Whole red snapper is fried crisp and arrives with sliced peppers and soy sauce at the Caribbean-inspired Spark at Engine Co. 12 in Bloomingdale. (Dixie D. Vereen/For The Washington Post)

Rib-sticking Caribbean delights pop at Bloomingdale’s new Spark

Jenna Mack had no interest in becoming a restaurateur. An events professional, she bought Old Engine 12 in Bloomingdale more for the party space than anything else. At the most, she figured she might host pop-ups in the century-old building, a former firehouse.

Then she tried chef Peter Prime’s cooking — not the lasagna or mussels from Old Engine 12’s menu, but the food of his native Trinidad. “It was a big platter of meat, piled with mouthwatering oxtails, lacquered chicken and more,” Mack recalls. As she dug into the feast, she announced, “THIS is the restaurant!”

Out went the pizza oven and granite slab tabletops and in went avocado fritters, midcentury modern furnishings and a fresh name: Spark at Engine Co. 12. It’s a crazy-loud but enormously satisfying addition to the neighborhood, not to mention an uncommon taste of the Caribbean in the District. Who doesn’t want more jerk wings in their life? The slow burn of the seasoning and the juicy flesh make for orders that don’t last long once they hit the table.

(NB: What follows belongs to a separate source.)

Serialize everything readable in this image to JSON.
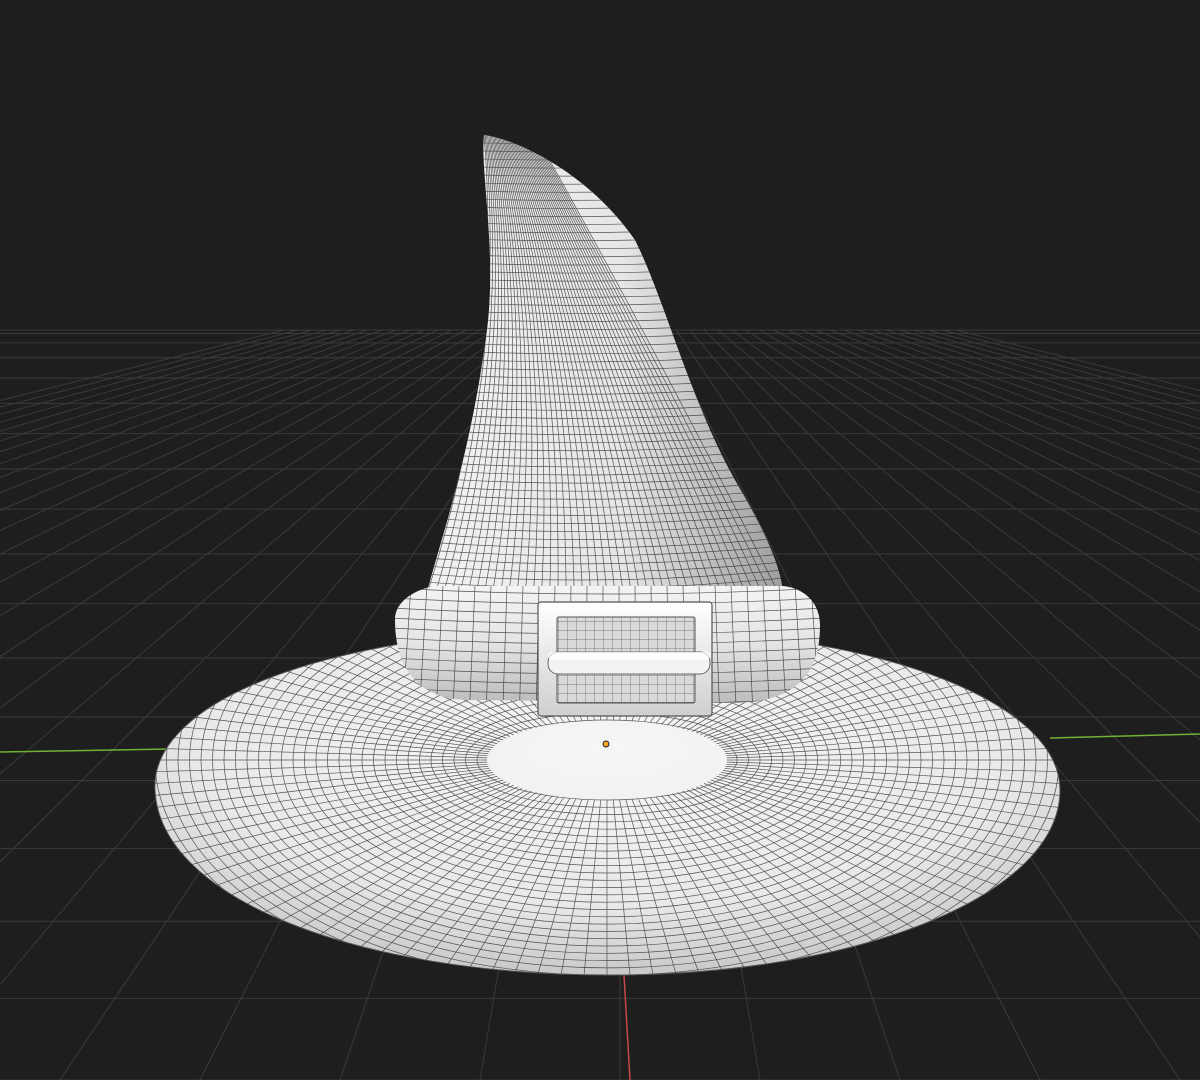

Spark maintained the historic Engine Co. 12 firehouse exterior but updated the interior with more modern furnishings. (Dixie D. Vereen/For The Washington Post)

Executive chef Peter Prime, showing off the fire pole and a red snapper, refers to his new menu as “the food I like to eat back home.” (Dixie D. Vereen/For The Washington Post)

Prime refers to his new menu as “the food I like to eat back home,” but given his résumé — training at the French Culinary Institute in Manhattan and jobs at Equinox and the late Citronelle in the District — I suspect what his audience is eating is more refined. Spark’s thyme-flavored beef patties are swaddled in puff pastry, for instance. Scored red snapper swims to the table whole, crisp, snowy, soy-sauced, fantastic. The glossy chicken, meanwhile, is a tip of the hat to Trinidad’s Asian population, says the chef, who makes his own version of hoisin sauce for the main course, each bite of which rewards the recipient with hits of ginger and star anise.

Among my few nits are brown paper boats instead of real plates for Prime’s food. It deserves better packaging.

Exposed brick, roll-up front doors and some tall boots on a window sill underscore the building’s past. Otherwise, the structure has been retooled to accommodate the gatherings Mack imagined when she took over the property in January. The second floor is a 1,500-square-foot ballroom, while the third level can entertain 20 or so guests in the “captain’s lounge.”


Jerk wings are juicy, and the accompanying mango mustard eases their slow burn. (Dixie D. Vereen/For The Washington Post)

Mack’s only involvement in the menu is with dessert. Figuring “no one is going to want to eat bread pudding or chocolate cake” after Prime’s rib-sticking appetizers and entrees, she tested some ideas at home before asking Prime to revise them. One of them is the Urban Legend, so named for the childhood myth that Coke and Pop Rocks, eaten together, would explode in the stomach. At Spark, the notion is disproved with banana fritters, over which a diner sprinkles the animated candy and a Coke-and-rum syrup. Snap, crackle, fun!

Just like Spark.